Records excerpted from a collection
- - -
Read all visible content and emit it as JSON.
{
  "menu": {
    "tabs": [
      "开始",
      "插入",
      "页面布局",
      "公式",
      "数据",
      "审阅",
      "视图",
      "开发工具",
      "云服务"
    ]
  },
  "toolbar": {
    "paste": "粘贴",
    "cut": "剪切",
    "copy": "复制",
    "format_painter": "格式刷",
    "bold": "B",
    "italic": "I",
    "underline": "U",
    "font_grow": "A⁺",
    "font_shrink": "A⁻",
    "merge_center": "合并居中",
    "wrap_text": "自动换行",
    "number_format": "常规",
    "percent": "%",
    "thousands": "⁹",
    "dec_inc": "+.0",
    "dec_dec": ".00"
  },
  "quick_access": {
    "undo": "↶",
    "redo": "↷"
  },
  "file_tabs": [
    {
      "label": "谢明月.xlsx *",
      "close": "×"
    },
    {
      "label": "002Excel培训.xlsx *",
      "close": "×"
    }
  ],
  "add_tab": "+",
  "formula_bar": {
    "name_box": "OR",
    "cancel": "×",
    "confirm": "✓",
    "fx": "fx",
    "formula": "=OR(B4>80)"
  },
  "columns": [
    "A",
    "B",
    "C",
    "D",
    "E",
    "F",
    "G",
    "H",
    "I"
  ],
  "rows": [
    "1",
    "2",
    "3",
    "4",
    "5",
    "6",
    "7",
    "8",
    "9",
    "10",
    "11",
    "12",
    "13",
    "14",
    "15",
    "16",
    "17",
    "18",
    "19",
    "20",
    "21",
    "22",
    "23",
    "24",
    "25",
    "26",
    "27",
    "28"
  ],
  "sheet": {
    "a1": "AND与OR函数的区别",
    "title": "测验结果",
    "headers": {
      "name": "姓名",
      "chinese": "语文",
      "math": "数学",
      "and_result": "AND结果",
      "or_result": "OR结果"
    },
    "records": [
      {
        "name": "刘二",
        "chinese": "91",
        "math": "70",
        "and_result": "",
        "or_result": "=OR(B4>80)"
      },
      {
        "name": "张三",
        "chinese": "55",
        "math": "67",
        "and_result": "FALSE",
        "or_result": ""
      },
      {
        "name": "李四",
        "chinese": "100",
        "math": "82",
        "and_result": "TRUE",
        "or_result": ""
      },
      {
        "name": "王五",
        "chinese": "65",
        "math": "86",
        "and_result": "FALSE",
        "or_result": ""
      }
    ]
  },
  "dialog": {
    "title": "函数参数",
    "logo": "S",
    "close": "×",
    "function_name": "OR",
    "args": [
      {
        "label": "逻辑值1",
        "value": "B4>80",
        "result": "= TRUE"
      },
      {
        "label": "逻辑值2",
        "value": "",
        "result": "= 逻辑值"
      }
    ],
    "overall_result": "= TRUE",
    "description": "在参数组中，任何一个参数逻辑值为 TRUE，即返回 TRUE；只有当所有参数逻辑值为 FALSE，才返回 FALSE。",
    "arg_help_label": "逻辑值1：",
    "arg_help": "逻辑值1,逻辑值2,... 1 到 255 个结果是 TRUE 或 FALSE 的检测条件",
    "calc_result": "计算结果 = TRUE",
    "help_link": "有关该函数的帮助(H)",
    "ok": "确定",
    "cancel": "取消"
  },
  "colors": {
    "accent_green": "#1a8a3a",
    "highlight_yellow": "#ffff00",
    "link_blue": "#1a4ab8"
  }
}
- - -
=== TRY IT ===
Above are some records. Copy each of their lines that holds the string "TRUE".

=== TASK RESPONSE ===
        "and_result": "TRUE",
        "result": "= TRUE"
    "overall_result": "= TRUE",
    "description": "在参数组中，任何一个参数逻辑值为 TRUE，即返回 TRUE；只有当所有参数逻辑值为 FALSE，才返回 FALSE。",
    "arg_help": "逻辑值1,逻辑值2,... 1 到 255 个结果是 TRUE 或 FALSE 的检测条件",
    "calc_result": "计算结果 = TRUE",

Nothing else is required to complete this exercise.